- _Task goal_:
Keeping each word and mark in place, write out the full listing once more.

- _Records provided_:
● ● ● ● ●

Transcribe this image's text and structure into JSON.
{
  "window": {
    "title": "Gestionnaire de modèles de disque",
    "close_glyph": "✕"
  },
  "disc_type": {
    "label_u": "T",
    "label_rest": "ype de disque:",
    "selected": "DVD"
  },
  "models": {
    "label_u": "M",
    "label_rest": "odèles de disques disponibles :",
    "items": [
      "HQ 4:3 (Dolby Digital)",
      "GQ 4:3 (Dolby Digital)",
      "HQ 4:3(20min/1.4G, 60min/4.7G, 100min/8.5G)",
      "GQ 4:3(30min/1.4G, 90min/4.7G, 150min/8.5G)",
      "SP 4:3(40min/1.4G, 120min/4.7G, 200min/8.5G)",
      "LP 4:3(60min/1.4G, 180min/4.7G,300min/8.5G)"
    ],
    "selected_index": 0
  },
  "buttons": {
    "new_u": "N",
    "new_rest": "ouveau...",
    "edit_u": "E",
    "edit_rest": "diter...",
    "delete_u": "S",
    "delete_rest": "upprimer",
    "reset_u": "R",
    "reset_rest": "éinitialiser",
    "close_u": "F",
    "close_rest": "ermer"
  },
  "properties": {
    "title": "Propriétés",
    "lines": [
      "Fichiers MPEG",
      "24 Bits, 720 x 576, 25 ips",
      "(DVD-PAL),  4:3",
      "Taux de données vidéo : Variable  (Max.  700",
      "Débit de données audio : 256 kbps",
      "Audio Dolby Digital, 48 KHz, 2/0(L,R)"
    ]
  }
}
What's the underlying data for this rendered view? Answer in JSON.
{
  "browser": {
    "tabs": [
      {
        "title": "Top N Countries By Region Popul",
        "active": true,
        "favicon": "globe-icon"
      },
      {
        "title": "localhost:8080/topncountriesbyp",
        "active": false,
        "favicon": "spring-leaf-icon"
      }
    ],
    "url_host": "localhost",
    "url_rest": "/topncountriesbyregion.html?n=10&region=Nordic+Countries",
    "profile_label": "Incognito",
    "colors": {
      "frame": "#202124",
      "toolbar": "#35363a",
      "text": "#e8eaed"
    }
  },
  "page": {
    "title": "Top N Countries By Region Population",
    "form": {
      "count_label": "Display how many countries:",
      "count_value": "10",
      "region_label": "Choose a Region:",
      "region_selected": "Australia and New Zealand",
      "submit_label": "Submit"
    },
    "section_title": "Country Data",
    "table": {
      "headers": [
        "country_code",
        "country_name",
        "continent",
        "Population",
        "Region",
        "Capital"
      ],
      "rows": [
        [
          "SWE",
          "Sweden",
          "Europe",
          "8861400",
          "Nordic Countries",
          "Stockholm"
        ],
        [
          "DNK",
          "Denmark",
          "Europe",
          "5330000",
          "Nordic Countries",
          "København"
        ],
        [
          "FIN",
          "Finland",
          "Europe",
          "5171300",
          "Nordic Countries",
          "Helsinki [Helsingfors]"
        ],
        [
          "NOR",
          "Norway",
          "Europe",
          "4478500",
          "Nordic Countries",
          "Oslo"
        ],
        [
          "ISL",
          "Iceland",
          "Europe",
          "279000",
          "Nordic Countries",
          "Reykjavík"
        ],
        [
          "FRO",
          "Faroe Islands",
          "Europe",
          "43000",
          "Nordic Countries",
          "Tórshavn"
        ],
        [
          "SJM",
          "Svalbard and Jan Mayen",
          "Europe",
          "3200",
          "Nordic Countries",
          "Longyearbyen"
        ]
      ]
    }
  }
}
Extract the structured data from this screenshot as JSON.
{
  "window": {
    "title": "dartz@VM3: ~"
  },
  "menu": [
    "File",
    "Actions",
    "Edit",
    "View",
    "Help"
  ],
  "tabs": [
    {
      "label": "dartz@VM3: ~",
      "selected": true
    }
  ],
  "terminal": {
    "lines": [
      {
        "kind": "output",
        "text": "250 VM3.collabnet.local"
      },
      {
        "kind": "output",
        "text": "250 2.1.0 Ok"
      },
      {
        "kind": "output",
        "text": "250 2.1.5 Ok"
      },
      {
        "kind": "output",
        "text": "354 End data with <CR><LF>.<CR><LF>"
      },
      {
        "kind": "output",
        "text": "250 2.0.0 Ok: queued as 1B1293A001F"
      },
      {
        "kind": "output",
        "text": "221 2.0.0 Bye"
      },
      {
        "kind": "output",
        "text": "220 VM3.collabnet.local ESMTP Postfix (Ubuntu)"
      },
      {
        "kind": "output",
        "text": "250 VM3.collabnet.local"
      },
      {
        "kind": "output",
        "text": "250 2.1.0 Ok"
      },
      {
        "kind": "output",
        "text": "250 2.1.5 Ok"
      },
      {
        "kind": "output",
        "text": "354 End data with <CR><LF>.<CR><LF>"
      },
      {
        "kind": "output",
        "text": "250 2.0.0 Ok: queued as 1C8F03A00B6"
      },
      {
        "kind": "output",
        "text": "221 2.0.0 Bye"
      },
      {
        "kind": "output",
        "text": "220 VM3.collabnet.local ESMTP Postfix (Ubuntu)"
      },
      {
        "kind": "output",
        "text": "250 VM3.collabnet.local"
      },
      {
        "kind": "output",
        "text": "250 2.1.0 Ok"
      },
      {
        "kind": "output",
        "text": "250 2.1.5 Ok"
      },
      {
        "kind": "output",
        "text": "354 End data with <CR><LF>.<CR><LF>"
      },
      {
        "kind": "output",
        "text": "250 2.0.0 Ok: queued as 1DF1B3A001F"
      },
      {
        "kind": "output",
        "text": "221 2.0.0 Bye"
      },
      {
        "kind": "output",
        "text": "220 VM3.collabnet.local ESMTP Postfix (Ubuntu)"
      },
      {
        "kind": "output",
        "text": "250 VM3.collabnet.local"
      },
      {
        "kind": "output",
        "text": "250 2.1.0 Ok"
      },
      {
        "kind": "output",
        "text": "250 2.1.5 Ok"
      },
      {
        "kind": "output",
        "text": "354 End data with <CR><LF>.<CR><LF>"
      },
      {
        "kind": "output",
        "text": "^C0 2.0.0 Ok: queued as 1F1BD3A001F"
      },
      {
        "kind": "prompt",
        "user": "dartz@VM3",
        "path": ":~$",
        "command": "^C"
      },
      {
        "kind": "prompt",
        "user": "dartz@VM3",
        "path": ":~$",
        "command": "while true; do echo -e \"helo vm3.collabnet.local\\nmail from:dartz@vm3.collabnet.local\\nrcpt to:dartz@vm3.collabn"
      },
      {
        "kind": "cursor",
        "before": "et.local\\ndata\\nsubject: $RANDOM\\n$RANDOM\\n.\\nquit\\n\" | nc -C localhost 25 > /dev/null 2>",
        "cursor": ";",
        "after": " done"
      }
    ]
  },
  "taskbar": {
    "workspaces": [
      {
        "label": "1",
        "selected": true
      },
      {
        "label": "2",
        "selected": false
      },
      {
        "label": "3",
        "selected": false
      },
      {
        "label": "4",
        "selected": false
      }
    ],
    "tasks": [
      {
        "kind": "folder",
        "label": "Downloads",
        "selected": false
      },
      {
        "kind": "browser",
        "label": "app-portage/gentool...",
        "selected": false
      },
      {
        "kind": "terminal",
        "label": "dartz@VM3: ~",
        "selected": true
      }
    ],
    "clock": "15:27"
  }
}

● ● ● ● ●

- _Answer to the exercise_:
Transcribe this image's text and structure into JSON.
{
  "window": {
    "title": "Gestionnaire de modèles de disque",
    "close_glyph": "✕"
  },
  "disc_type": {
    "label_u": "T",
    "label_rest": "ype de disque:",
    "selected": "DVD"
  },
  "models": {
    "label_u": "M",
    "label_rest": "odèles de disques disponibles :",
    "items": [
      "HQ 4:3 (Dolby Digital)",
      "GQ 4:3 (Dolby Digital)",
      "HQ 4:3(20min/1.4G, 60min/4.7G, 100min/8.5G)",
      "GQ 4:3(30min/1.4G, 90min/4.7G, 150min/8.5G)",
      "SP 4:3(40min/1.4G, 120min/4.7G, 200min/8.5G)",
      "LP 4:3(60min/1.4G, 180min/4.7G,300min/8.5G)"
    ],
    "selected_index": 0
  },
  "buttons": {
    "new_u": "N",
    "new_rest": "ouveau...",
    "edit_u": "E",
    "edit_rest": "diter...",
    "delete_u": "S",
    "delete_rest": "upprimer",
    "reset_u": "R",
    "reset_rest": "éinitialiser",
    "close_u": "F",
    "close_rest": "ermer"
  },
  "properties": {
    "title": "Propriétés",
    "lines": [
      "Fichiers MPEG",
      "24 Bits, 720 x 576, 25 ips",
      "(DVD-PAL),  4:3",
      "Taux de données vidéo : Variable  (Max.  700",
      "Débit de données audio : 256 kbps",
      "Audio Dolby Digital, 48 KHz, 2/0(L,R)"
    ]
  }
}
What's the underlying data for this rendered view? Answer in JSON.
{
  "browser": {
    "tabs": [
      {
        "title": "Top N Countries By Region Popul",
        "active": true,
        "favicon": "globe-icon"
      },
      {
        "title": "localhost:8080/topncountriesbyp",
        "active": false,
        "favicon": "spring-leaf-icon"
      }
    ],
    "url_host": "localhost",
    "url_rest": "/topncountriesbyregion.html?n=10&region=Nordic+Countries",
    "profile_label": "Incognito",
    "colors": {
      "frame": "#202124",
      "toolbar": "#35363a",
      "text": "#e8eaed"
    }
  },
  "page": {
    "title": "Top N Countries By Region Population",
    "form": {
      "count_label": "Display how many countries:",
      "count_value": "10",
      "region_label": "Choose a Region:",
      "region_selected": "Australia and New Zealand",
      "submit_label": "Submit"
    },
    "section_title": "Country Data",
    "table": {
      "headers": [
        "country_code",
        "country_name",
        "continent",
        "Population",
        "Region",
        "Capital"
      ],
      "rows": [
        [
          "SWE",
          "Sweden",
          "Europe",
          "8861400",
          "Nordic Countries",
          "Stockholm"
        ],
        [
          "DNK",
          "Denmark",
          "Europe",
          "5330000",
          "Nordic Countries",
          "København"
        ],
        [
          "FIN",
          "Finland",
          "Europe",
          "5171300",
          "Nordic Countries",
          "Helsinki [Helsingfors]"
        ],
        [
          "NOR",
          "Norway",
          "Europe",
          "4478500",
          "Nordic Countries",
          "Oslo"
        ],
        [
          "ISL",
          "Iceland",
          "Europe",
          "279000",
          "Nordic Countries",
          "Reykjavík"
        ],
        [
          "FRO",
          "Faroe Islands",
          "Europe",
          "43000",
          "Nordic Countries",
          "Tórshavn"
        ],
        [
          "SJM",
          "Svalbard and Jan Mayen",
          "Europe",
          "3200",
          "Nordic Countries",
          "Longyearbyen"
        ]
      ]
    }
  }
}
Extract the structured data from this screenshot as JSON.
{
  "window": {
    "title": "dartz@VM3: ~"
  },
  "menu": [
    "File",
    "Actions",
    "Edit",
    "View",
    "Help"
  ],
  "tabs": [
    {
      "label": "dartz@VM3: ~",
      "selected": true
    }
  ],
  "terminal": {
    "lines": [
      {
        "kind": "output",
        "text": "250 VM3.collabnet.local"
      },
      {
        "kind": "output",
        "text": "250 2.1.0 Ok"
      },
      {
        "kind": "output",
        "text": "250 2.1.5 Ok"
      },
      {
        "kind": "output",
        "text": "354 End data with <CR><LF>.<CR><LF>"
      },
      {
        "kind": "output",
        "text": "250 2.0.0 Ok: queued as 1B1293A001F"
      },
      {
        "kind": "output",
        "text": "221 2.0.0 Bye"
      },
      {
        "kind": "output",
        "text": "220 VM3.collabnet.local ESMTP Postfix (Ubuntu)"
      },
      {
        "kind": "output",
        "text": "250 VM3.collabnet.local"
      },
      {
        "kind": "output",
        "text": "250 2.1.0 Ok"
      },
      {
        "kind": "output",
        "text": "250 2.1.5 Ok"
      },
      {
        "kind": "output",
        "text": "354 End data with <CR><LF>.<CR><LF>"
      },
      {
        "kind": "output",
        "text": "250 2.0.0 Ok: queued as 1C8F03A00B6"
      },
      {
        "kind": "output",
        "text": "221 2.0.0 Bye"
      },
      {
        "kind": "output",
        "text": "220 VM3.collabnet.local ESMTP Postfix (Ubuntu)"
      },
      {
        "kind": "output",
        "text": "250 VM3.collabnet.local"
      },
      {
        "kind": "output",
        "text": "250 2.1.0 Ok"
      },
      {
        "kind": "output",
        "text": "250 2.1.5 Ok"
      },
      {
        "kind": "output",
        "text": "354 End data with <CR><LF>.<CR><LF>"
      },
      {
        "kind": "output",
        "text": "250 2.0.0 Ok: queued as 1DF1B3A001F"
      },
      {
        "kind": "output",
        "text": "221 2.0.0 Bye"
      },
      {
        "kind": "output",
        "text": "220 VM3.collabnet.local ESMTP Postfix (Ubuntu)"
      },
      {
        "kind": "output",
        "text": "250 VM3.collabnet.local"
      },
      {
        "kind": "output",
        "text": "250 2.1.0 Ok"
      },
      {
        "kind": "output",
        "text": "250 2.1.5 Ok"
      },
      {
        "kind": "output",
        "text": "354 End data with <CR><LF>.<CR><LF>"
      },
      {
        "kind": "output",
        "text": "^C0 2.0.0 Ok: queued as 1F1BD3A001F"
      },
      {
        "kind": "prompt",
        "user": "dartz@VM3",
        "path": ":~$",
        "command": "^C"
      },
      {
        "kind": "prompt",
        "user": "dartz@VM3",
        "path": ":~$",
        "command": "while true; do echo -e \"helo vm3.collabnet.local\\nmail from:dartz@vm3.collabnet.local\\nrcpt to:dartz@vm3.collabn"
      },
      {
        "kind": "cursor",
        "before": "et.local\\ndata\\nsubject: $RANDOM\\n$RANDOM\\n.\\nquit\\n\" | nc -C localhost 25 > /dev/null 2>",
        "cursor": ";",
        "after": " done"
      }
    ]
  },
  "taskbar": {
    "workspaces": [
      {
        "label": "1",
        "selected": true
      },
      {
        "label": "2",
        "selected": false
      },
      {
        "label": "3",
        "selected": false
      },
      {
        "label": "4",
        "selected": false
      }
    ],
    "tasks": [
      {
        "kind": "folder",
        "label": "Downloads",
        "selected": false
      },
      {
        "kind": "browser",
        "label": "app-portage/gentool...",
        "selected": false
      },
      {
        "kind": "terminal",
        "label": "dartz@VM3: ~",
        "selected": true
      }
    ],
    "clock": "15:27"
  }
}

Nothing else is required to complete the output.